“Gotta Serve Somebody” was given a blues rock reworking, and a few new lyrics as well. “You might be on the highway or the coast,” he sang. “Maybe you’re hallucinating/You might think you’ve seen a ghost.” (I have no idea the last time he sang the “You may call me Terry, you may call me Timmy/You may call me/Bobby, you may call me Zimmy” verse, but it’s deeply missed.)
Dylan spent most of the night behind the piano, but he sometimes popped out to the center stage mic for the opening verse of a song before scurrying back to the safety of the instrument. White papers sat on the top of the piano and he leafed through them during many of the songs, presumably because he doesn’t have all the new lyrics memorized yet. (A tiny teleprompter would solve this problem, but Dylan is delightfully old school.)

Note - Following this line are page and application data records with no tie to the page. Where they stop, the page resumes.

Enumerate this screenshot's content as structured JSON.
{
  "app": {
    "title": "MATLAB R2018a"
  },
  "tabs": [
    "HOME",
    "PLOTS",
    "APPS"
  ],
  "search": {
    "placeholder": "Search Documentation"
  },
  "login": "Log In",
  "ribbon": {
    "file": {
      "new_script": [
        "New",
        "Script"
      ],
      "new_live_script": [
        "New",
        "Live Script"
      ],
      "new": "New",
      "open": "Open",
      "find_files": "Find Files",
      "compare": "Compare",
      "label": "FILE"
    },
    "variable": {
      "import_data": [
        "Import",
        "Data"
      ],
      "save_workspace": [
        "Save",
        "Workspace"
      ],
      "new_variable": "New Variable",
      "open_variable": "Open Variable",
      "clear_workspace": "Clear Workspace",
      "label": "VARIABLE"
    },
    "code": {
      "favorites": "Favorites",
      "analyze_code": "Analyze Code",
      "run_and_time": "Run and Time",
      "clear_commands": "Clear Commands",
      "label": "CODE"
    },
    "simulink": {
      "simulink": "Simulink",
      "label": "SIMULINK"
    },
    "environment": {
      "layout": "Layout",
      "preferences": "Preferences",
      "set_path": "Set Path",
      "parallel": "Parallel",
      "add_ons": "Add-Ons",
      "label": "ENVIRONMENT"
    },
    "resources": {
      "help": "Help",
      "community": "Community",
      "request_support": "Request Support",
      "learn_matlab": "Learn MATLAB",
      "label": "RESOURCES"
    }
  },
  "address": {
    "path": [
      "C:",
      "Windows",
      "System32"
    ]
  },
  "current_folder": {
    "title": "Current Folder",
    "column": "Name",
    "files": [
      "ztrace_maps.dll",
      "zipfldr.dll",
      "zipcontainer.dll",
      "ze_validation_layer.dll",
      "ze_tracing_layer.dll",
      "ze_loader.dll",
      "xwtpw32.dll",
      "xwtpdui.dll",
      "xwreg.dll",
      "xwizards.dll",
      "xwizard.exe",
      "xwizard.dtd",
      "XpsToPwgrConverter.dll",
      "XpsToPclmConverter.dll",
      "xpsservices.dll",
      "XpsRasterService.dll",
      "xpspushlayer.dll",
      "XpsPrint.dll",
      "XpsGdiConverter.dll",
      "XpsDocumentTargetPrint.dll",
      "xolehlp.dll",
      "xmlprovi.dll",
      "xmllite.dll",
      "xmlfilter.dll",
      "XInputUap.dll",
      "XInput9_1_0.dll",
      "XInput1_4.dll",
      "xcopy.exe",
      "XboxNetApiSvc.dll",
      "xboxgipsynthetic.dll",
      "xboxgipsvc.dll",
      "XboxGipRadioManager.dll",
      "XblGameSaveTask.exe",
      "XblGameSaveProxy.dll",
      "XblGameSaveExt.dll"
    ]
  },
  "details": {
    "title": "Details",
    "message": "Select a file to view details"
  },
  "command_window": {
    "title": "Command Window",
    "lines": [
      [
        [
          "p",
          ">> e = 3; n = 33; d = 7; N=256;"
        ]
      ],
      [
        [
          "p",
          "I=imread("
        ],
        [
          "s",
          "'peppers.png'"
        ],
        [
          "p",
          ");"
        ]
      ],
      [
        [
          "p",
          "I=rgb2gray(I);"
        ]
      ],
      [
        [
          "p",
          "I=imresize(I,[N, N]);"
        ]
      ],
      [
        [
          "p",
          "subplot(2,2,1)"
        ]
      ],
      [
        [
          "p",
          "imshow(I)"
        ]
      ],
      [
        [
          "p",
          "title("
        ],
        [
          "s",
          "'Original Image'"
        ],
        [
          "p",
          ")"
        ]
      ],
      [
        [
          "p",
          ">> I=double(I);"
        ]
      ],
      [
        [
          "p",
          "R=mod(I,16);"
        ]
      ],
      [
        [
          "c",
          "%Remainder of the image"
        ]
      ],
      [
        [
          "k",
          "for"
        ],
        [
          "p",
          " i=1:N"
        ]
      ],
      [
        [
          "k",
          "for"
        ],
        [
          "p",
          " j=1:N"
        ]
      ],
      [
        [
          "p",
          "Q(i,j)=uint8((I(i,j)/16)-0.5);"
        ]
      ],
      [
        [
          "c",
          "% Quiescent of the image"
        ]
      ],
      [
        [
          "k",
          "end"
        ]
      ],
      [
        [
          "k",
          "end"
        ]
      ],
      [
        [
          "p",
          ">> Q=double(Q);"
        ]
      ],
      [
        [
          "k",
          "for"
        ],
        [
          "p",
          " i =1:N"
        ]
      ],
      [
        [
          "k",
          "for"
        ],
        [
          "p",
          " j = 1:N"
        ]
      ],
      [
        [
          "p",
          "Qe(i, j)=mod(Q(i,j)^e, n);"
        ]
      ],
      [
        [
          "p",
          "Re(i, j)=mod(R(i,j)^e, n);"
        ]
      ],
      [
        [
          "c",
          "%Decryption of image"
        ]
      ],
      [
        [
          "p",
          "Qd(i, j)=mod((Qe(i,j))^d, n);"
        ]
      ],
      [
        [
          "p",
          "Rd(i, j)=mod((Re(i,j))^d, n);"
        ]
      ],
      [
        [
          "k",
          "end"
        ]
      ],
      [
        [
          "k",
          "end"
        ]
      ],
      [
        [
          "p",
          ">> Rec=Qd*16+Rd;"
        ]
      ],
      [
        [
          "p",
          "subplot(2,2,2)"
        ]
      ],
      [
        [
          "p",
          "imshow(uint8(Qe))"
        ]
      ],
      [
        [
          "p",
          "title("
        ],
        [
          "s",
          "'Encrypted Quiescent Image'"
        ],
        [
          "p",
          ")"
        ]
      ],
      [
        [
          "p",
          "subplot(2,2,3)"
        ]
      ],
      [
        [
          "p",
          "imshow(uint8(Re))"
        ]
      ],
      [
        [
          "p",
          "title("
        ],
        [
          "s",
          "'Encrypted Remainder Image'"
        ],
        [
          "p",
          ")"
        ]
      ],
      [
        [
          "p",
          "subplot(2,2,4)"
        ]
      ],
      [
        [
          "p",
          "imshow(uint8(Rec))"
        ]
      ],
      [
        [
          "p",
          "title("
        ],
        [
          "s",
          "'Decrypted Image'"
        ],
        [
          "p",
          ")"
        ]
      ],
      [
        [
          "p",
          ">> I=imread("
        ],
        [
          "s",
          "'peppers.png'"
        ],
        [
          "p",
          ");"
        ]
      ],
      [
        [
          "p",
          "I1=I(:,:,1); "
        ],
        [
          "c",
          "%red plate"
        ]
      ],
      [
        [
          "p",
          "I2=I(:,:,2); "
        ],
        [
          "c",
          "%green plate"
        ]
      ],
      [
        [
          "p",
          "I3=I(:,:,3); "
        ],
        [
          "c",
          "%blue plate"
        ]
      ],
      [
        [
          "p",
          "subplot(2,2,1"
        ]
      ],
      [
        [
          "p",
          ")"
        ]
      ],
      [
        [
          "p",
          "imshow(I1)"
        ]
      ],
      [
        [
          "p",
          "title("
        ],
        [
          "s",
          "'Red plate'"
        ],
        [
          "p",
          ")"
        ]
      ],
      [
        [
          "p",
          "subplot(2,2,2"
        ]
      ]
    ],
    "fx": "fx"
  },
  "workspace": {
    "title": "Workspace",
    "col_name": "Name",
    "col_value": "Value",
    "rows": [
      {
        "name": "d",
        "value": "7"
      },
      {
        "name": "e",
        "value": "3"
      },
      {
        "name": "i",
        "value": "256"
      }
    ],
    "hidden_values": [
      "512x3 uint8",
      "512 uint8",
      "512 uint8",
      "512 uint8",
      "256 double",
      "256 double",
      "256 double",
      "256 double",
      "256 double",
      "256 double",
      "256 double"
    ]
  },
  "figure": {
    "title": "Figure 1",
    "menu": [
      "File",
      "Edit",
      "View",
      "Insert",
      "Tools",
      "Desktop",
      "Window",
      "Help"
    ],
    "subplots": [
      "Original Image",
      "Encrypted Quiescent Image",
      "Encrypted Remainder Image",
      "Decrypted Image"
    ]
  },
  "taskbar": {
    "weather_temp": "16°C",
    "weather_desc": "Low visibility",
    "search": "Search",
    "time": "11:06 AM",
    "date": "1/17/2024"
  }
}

The main set ended with a gleeful “Goodbye Jimmy Reed.” Dylan and the band then took a bow, walked offstage, and walked back on so Dylan could introduce the musicians and make a rare address to the crowd. “We wanna play this whole show tonight for Les Paul,” Dylan said. “Les Paul, we know he was from here and we wanna honor him tonight with this show.”
The group eventually came back and kicked into a haunting “Love Sick,” the only acknowledgement of the night that the incredibly fruitful recording period of 1979 to 2012 did indeed take place.
The obvious move after an evening focused entirely on new songs and obscure past works would be to play one giant hit like “Blowin’ In The Wind” or “Like a Rolling Stone” to send the casual fans home happy. And Dylan did go back to his folk rock days for the finale, but he opted for “It Takes a Lot to Laugh, It Takes a Train to Cry.” From the very beginning to the very end, this was a show for the Dylan faithful.
The posters for sale in the lobby called this the Rough and Rowdy Ways Tour and they say it will last through 2024. It’s a recognition that we are indeed entering a whole new era of the tour, and an acknowledgment that retirement or any sort of cheesy farewell tour is the last thing on his mind. Judging by opening night in Milwaukee, he feels like he’s just getting started.
Bob Dylan – Milwaukee’s Riverside Theatre
1. Watching The River Flow
2. Most Likely You Go Your Way (and I’ll Go Mine)
3. I Contain Multitudes
4. False Prophet
5. Simple Twist Of Fate
6. My Own Version Of You
7. I’ll Be Your Baby Tonight
8. Black Rider
9. Melancholy Mood
10. Mother Of Muses
11. Gotta Serve Somebody
12. Key West (Philosopher Pirate)
13. Early Roman Kings
14. Soon After Midnight
15. I’ve Made Up My Mind To Give Myself To You
16. Goodbye Jimmy Reed
17. Love Sick
18. It Takes A Lot To Laugh, It Takes A Train To Cry